In consultation with your committee, the chair will determine when the document is ready to be defended. Before the defense is scheduled, all committee members should have read the document, have had opportunities for input, and should have indicated that the document is ready for final action. Keeping your committee fully engaged in the final revision process will avoid excessive re-writing after the defense. Your committee chair is your key advisor on your project. Work very closely with this individual.

Library Use in an Electronic Age

The Odum Library will aid you in the collection of the information needed to put your project in perspective.  Technology has given the library access to nationwide and global information through Galileo (Georgia Library Learning Online). As a statewide initiative to improve information access for higher education in the state of Georgia, Galileo allows you to access every library in the university system, as well as about 400 full text periodicals. Galileo has a number of other useful features that may be useful to you; familiarize yourself with it and the other resources available early in the thesis or dissertation process.

The Abstract

Once you have completed your project, you will prepare a one-page abstract. This should tell the reader what your topic was, how it was researched, and what were the major findings. Copies of the abstract will be distributed at the defense of the thesis or dissertation.

The Defense
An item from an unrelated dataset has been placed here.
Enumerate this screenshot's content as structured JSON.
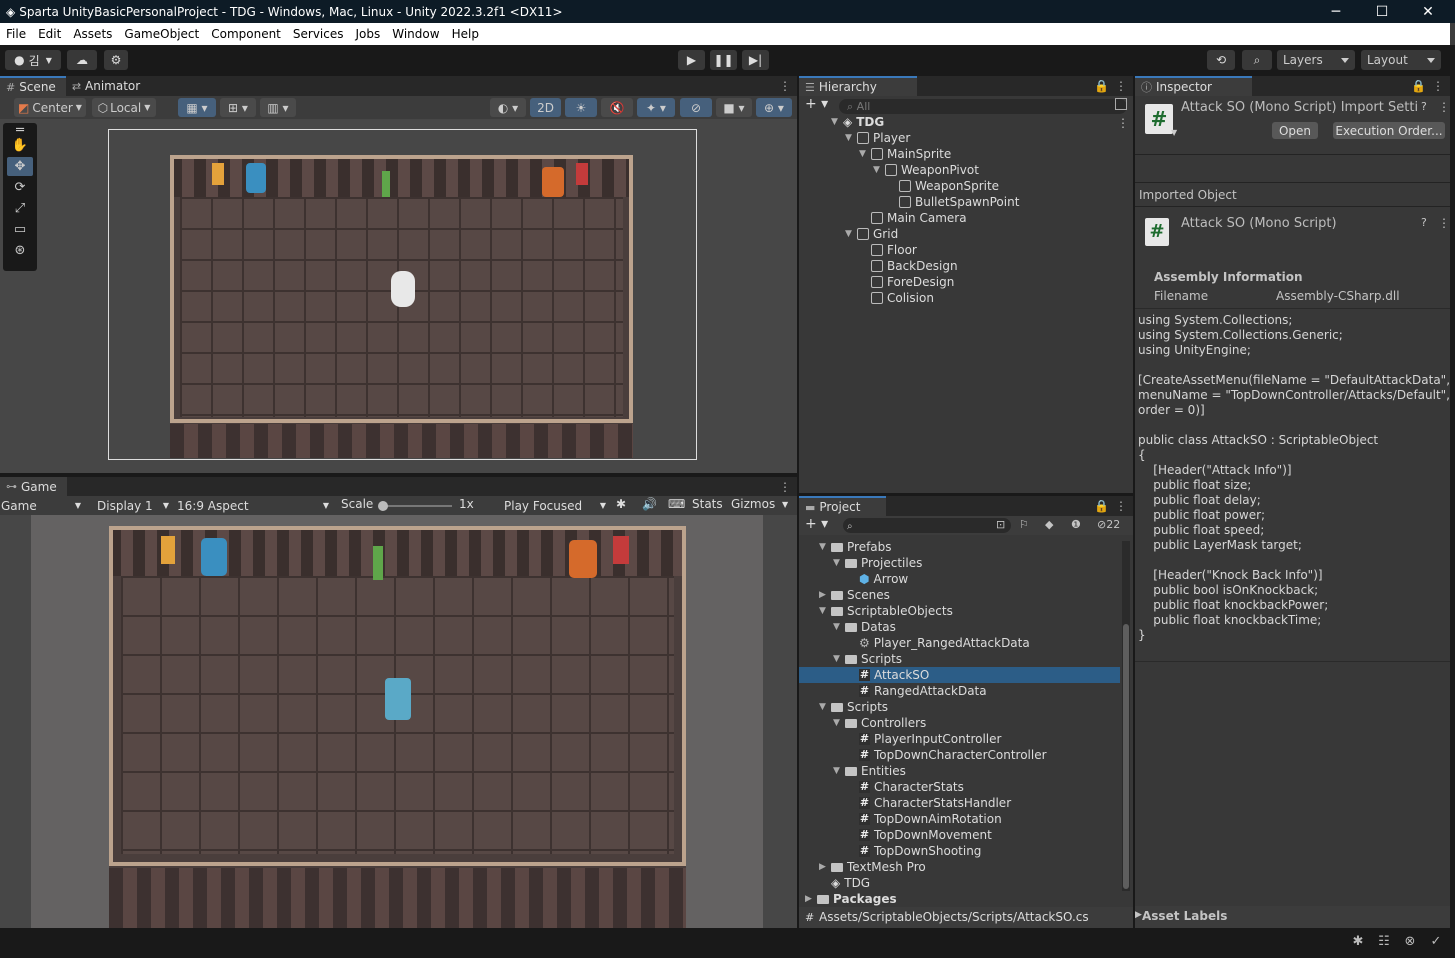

Your committee chair will inform you when the committee members consider your project ready for a defense. The defense should be scheduled around midterm of the semester in which you expect to graduate. Your committee chair must notify the Graduate School of the date, location, and time of your defense at least two weeks in advance (an email will suffice). Notification must include your name, your degree program, the title of your project, and a short description of the project. A copy of your abstract may be included for this purpose. The defense is usually an oral discussion/ presentation of your project and, with some programs, is open to the academic community and invited guests.  Doctoral students have particular "notification of defense" forms to submit to the Graduate School – consult your program’s guide.

Submission of the Thesis or Dissertation

Definition of "approved final draft" of the thesis or dissertation: that which has been defended, corrected, and undergone a final review by the members of your committee and is ready to submit to the Graduate School. Steps to submit include:

  • The committee chair must notify the dean of the Graduate School that the student has successfully defended the thesis or dissertation by memo or email.
  • One copy of the committee-approved (defended) thesis or dissertation, with the signed signature page, must be submitted to the Graduate School not less than three weeks prior to the scheduled graduation date for that semester.  One-sided printing only.
  • Summer's deadline may vary from two to three weeks before the end of the semester.
  • Submit a final copy in Word format (includes signed sig page) to the Library's V-text online submission page (see below).


Thesis Committee Appointment Form (PDF format)

Library Binding Fee Form (PDF format)  Effective summer 2016 - binding is voluntary!!

V-Text Form (the online permission form for submitting an electronic copy of thesis or dissertation to Odum Library Archives - submit after the final review is completed)